_THE TASK:_ Filter the listing below down to the lines containing the word "true".

________

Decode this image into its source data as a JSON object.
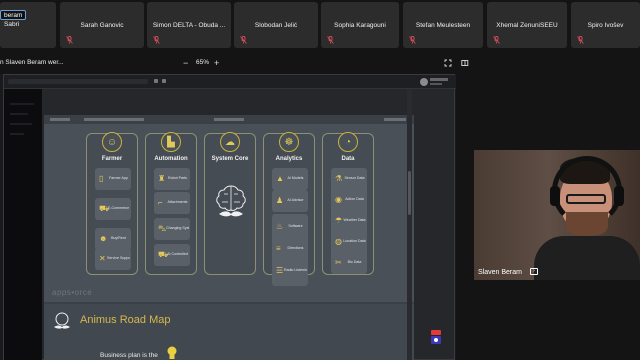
{
  "self_tag": "beram",
  "participants": [
    {
      "name": "Sabri"
    },
    {
      "name": "Sarah Ganovic"
    },
    {
      "name": "Simon DELTA - Óbuda ..."
    },
    {
      "name": "Slobodan Jelić"
    },
    {
      "name": "Sophia Karagouni"
    },
    {
      "name": "Stefan Meulesteen"
    },
    {
      "name": "Xhemal ZenuniSEEU"
    },
    {
      "name": "Špiro Ivošev"
    }
  ],
  "share": {
    "title": "n Slaven Beram wer...",
    "zoom_minus": "−",
    "zoom": "65%",
    "zoom_plus": "+"
  },
  "slide": {
    "columns": [
      {
        "title": "Farmer",
        "icon": "farmer-icon",
        "items": [
          "Farmer App",
          "E-Commerce",
          "Buy/Rent",
          "Service Support"
        ]
      },
      {
        "title": "Automation",
        "icon": "factory-icon",
        "items": [
          "Robot Parts",
          "Attachments",
          "Changing System",
          "AI Controlled"
        ]
      },
      {
        "title": "System Core",
        "icon": "cloud-icon",
        "items": []
      },
      {
        "title": "Analytics",
        "icon": "head-gear-icon",
        "items": [
          "AI Models",
          "AI Advisor",
          "Software",
          "Directions",
          "Radio Listening"
        ]
      },
      {
        "title": "Data",
        "icon": "gauge-icon",
        "items": [
          "Sensor Data",
          "Action Data",
          "Weather Data",
          "Location Data",
          "Bio Data"
        ]
      }
    ],
    "appsforce": "apps•orce",
    "roadmap_title": "Animus Road Map",
    "roadmap_text": "Business plan is the"
  },
  "video": {
    "name": "Slaven Beram"
  },
  "colors": {
    "accent_gold": "#d6b84a",
    "panel_border": "#8c8f73",
    "slide_bg": "#4a5058"
  }
}
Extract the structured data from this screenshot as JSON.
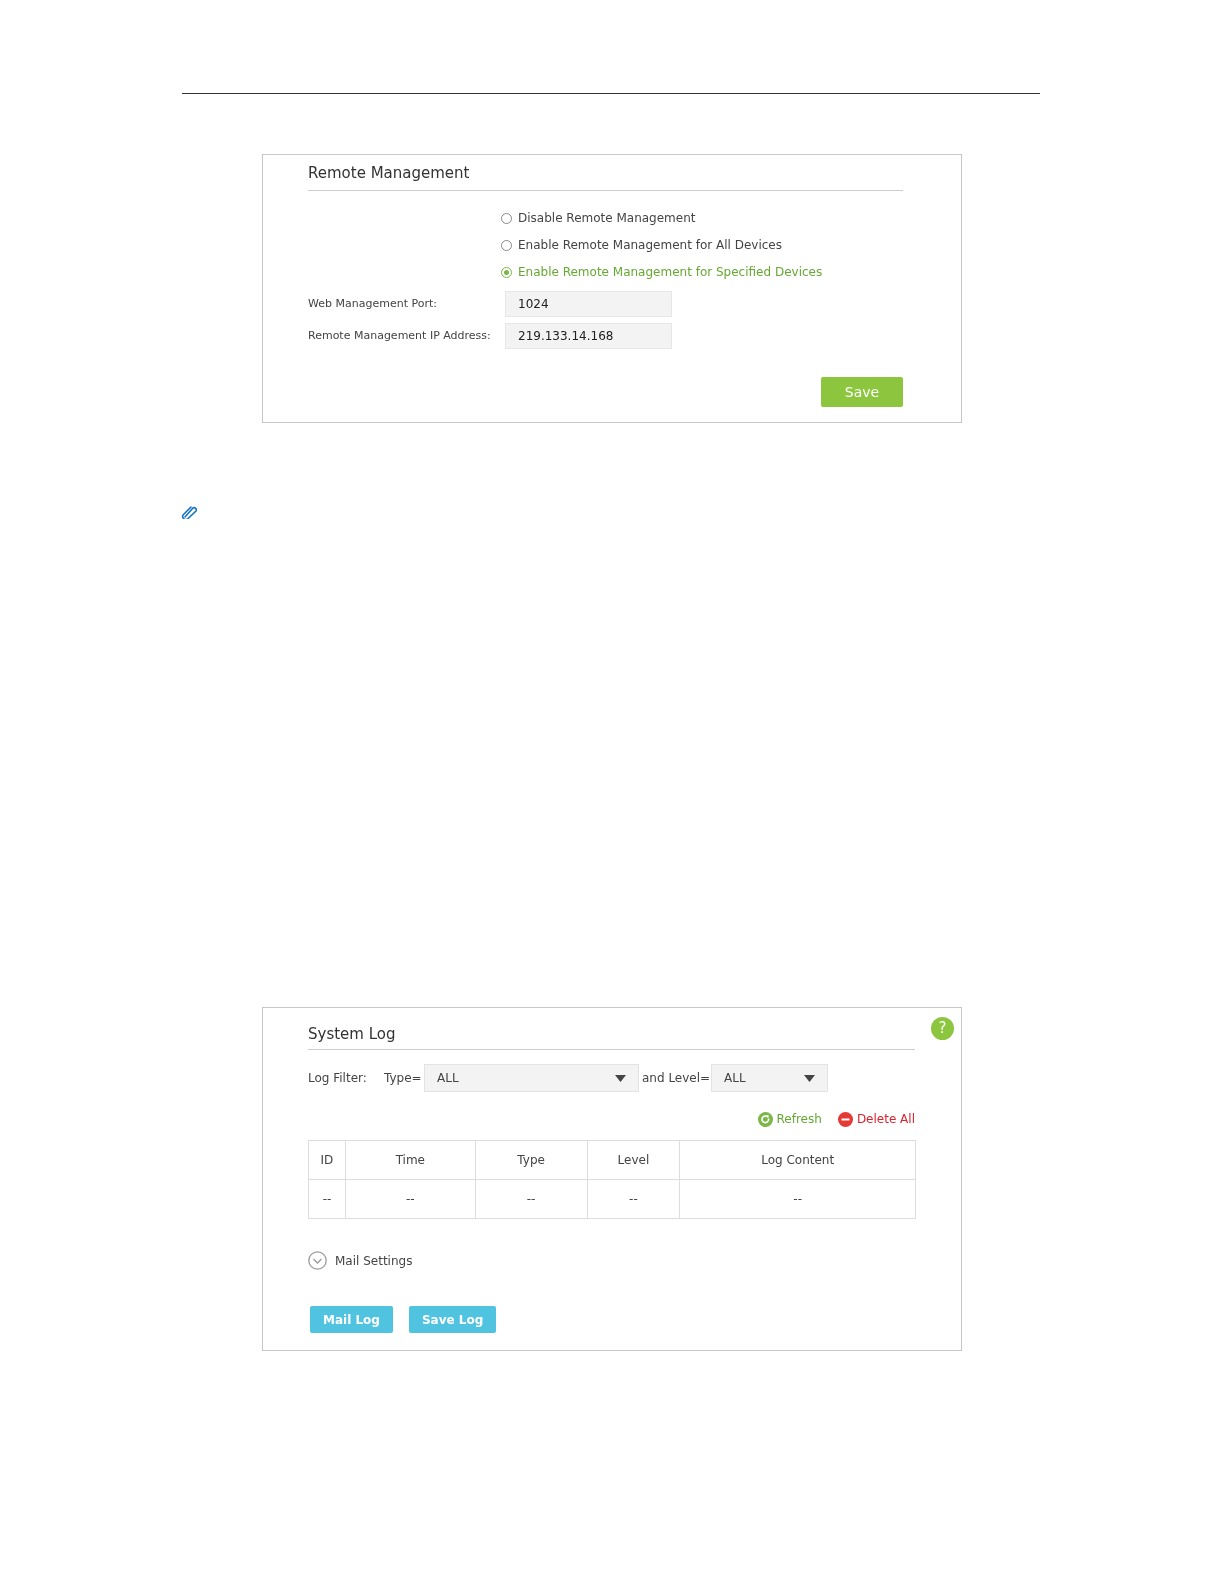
{
  "remote_management": {
    "title": "Remote Management",
    "options": [
      {
        "label": "Disable Remote Management",
        "selected": false
      },
      {
        "label": "Enable Remote Management for All Devices",
        "selected": false
      },
      {
        "label": "Enable Remote Management for Specified Devices",
        "selected": true
      }
    ],
    "fields": [
      {
        "label": "Web Management Port:",
        "value": "1024"
      },
      {
        "label": "Remote Management IP Address:",
        "value": "219.133.14.168"
      }
    ],
    "save_button": "Save"
  },
  "system_log": {
    "title": "System Log",
    "help_icon": "?",
    "filter": {
      "label": "Log Filter:",
      "type_label": "Type=",
      "type_value": "ALL",
      "level_label": "and Level=",
      "level_value": "ALL"
    },
    "actions": [
      "Refresh",
      "Delete All"
    ],
    "table": {
      "columns": [
        "ID",
        "Time",
        "Type",
        "Level",
        "Log Content"
      ],
      "rows": [
        [
          "--",
          "--",
          "--",
          "--",
          "--"
        ]
      ]
    },
    "mail_settings": {
      "label": "Mail Settings",
      "expanded": false
    },
    "buttons": [
      "Mail Log",
      "Save Log"
    ]
  }
}
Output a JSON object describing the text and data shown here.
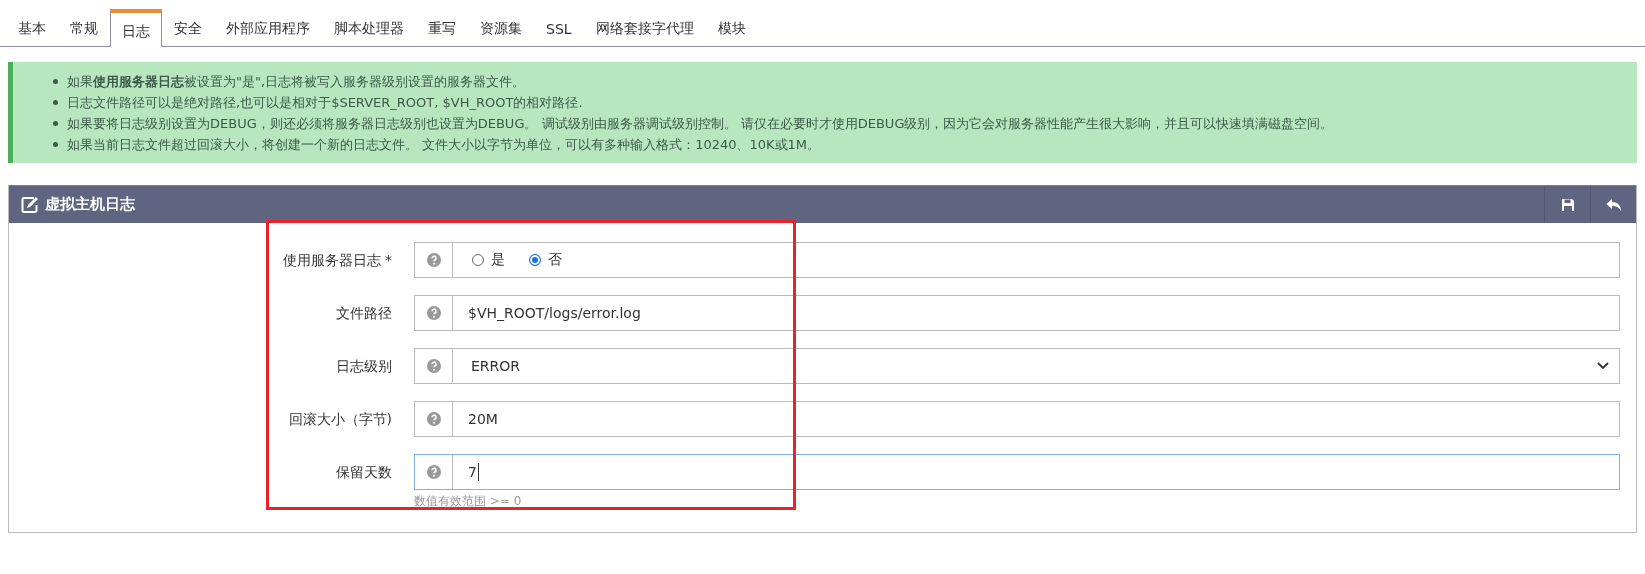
{
  "tabs": [
    {
      "label": "基本",
      "selected": false
    },
    {
      "label": "常规",
      "selected": false
    },
    {
      "label": "日志",
      "selected": true
    },
    {
      "label": "安全",
      "selected": false
    },
    {
      "label": "外部应用程序",
      "selected": false
    },
    {
      "label": "脚本处理器",
      "selected": false
    },
    {
      "label": "重写",
      "selected": false
    },
    {
      "label": "资源集",
      "selected": false
    },
    {
      "label": "SSL",
      "selected": false
    },
    {
      "label": "网络套接字代理",
      "selected": false
    },
    {
      "label": "模块",
      "selected": false
    }
  ],
  "notes": [
    "如果**使用服务器日志**被设置为\"是\",日志将被写入服务器级别设置的服务器文件。",
    "日志文件路径可以是绝对路径,也可以是相对于$SERVER_ROOT, $VH_ROOT的相对路径.",
    "如果要将日志级别设置为DEBUG，则还必须将服务器日志级别也设置为DEBUG。 调试级别由服务器调试级别控制。 请仅在必要时才使用DEBUG级别，因为它会对服务器性能产生很大影响，并且可以快速填满磁盘空间。",
    "如果当前日志文件超过回滚大小，将创建一个新的日志文件。 文件大小以字节为单位，可以有多种输入格式：10240、10K或1M。"
  ],
  "panel": {
    "title": "虚拟主机日志",
    "fields": [
      {
        "kind": "radio",
        "label": "使用服务器日志 *",
        "options": [
          {
            "label": "是",
            "selected": false
          },
          {
            "label": "否",
            "selected": true
          }
        ]
      },
      {
        "kind": "text",
        "label": "文件路径",
        "value": "$VH_ROOT/logs/error.log",
        "focused": false
      },
      {
        "kind": "select",
        "label": "日志级别",
        "value": "ERROR"
      },
      {
        "kind": "text",
        "label": "回滚大小（字节)",
        "value": "20M",
        "focused": false
      },
      {
        "kind": "text",
        "label": "保留天数",
        "value": "7",
        "focused": true,
        "hint": "数值有效范围 >= 0"
      }
    ]
  }
}
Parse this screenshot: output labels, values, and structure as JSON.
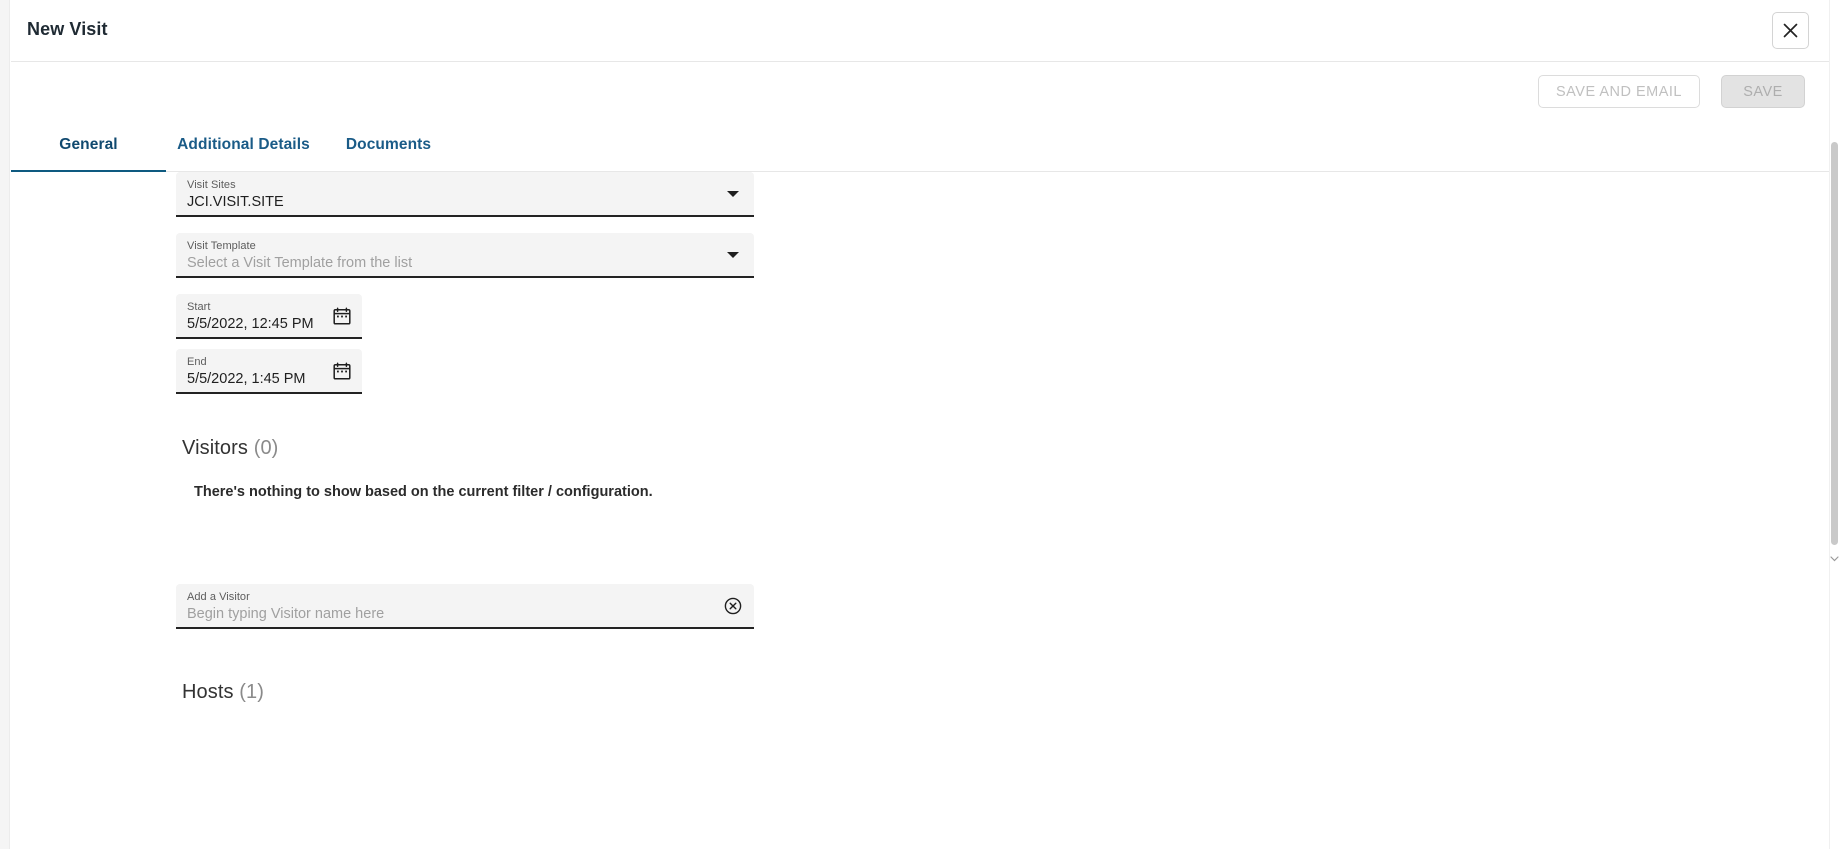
{
  "window": {
    "title": "New Visit",
    "close_icon": "close-icon"
  },
  "actions": {
    "save_and_email_label": "SAVE AND EMAIL",
    "save_label": "SAVE"
  },
  "tabs": [
    {
      "label": "General",
      "active": true
    },
    {
      "label": "Additional Details",
      "active": false
    },
    {
      "label": "Documents",
      "active": false
    }
  ],
  "form": {
    "visit_sites": {
      "label": "Visit Sites",
      "value": "JCI.VISIT.SITE",
      "caret_icon": "chevron-down-icon"
    },
    "visit_template": {
      "label": "Visit Template",
      "value": "",
      "placeholder": "Select a Visit Template from the list",
      "caret_icon": "chevron-down-icon"
    },
    "start": {
      "label": "Start",
      "value": "5/5/2022, 12:45 PM",
      "icon": "calendar-icon"
    },
    "end": {
      "label": "End",
      "value": "5/5/2022, 1:45 PM",
      "icon": "calendar-icon"
    },
    "add_visitor": {
      "label": "Add a Visitor",
      "value": "",
      "placeholder": "Begin typing Visitor name here",
      "clear_icon": "clear-circle-icon"
    }
  },
  "sections": {
    "visitors": {
      "title": "Visitors",
      "count": "(0)",
      "empty_message": "There's nothing to show based on the current filter / configuration."
    },
    "hosts": {
      "title": "Hosts",
      "count": "(1)"
    }
  },
  "colors": {
    "tab_active": "#0e5a80",
    "tab_text": "#1a5b87",
    "field_bg": "#f4f4f4",
    "field_underline": "#232323",
    "save_disabled_bg": "#e3e3e3"
  }
}
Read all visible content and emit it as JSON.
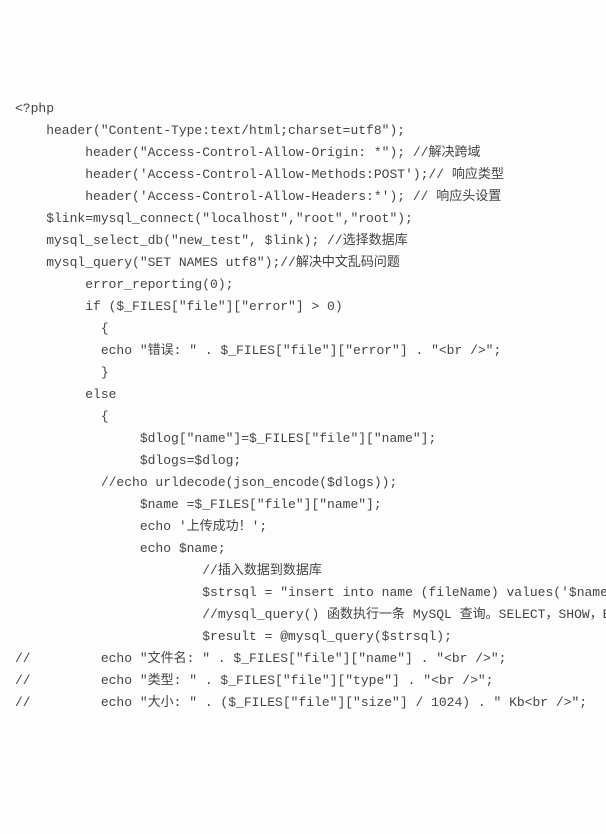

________

_WRITTEN SOLUTION:_
        "selected": true
      "selected": true
            "selected": true
        "focused": true,
      "active": true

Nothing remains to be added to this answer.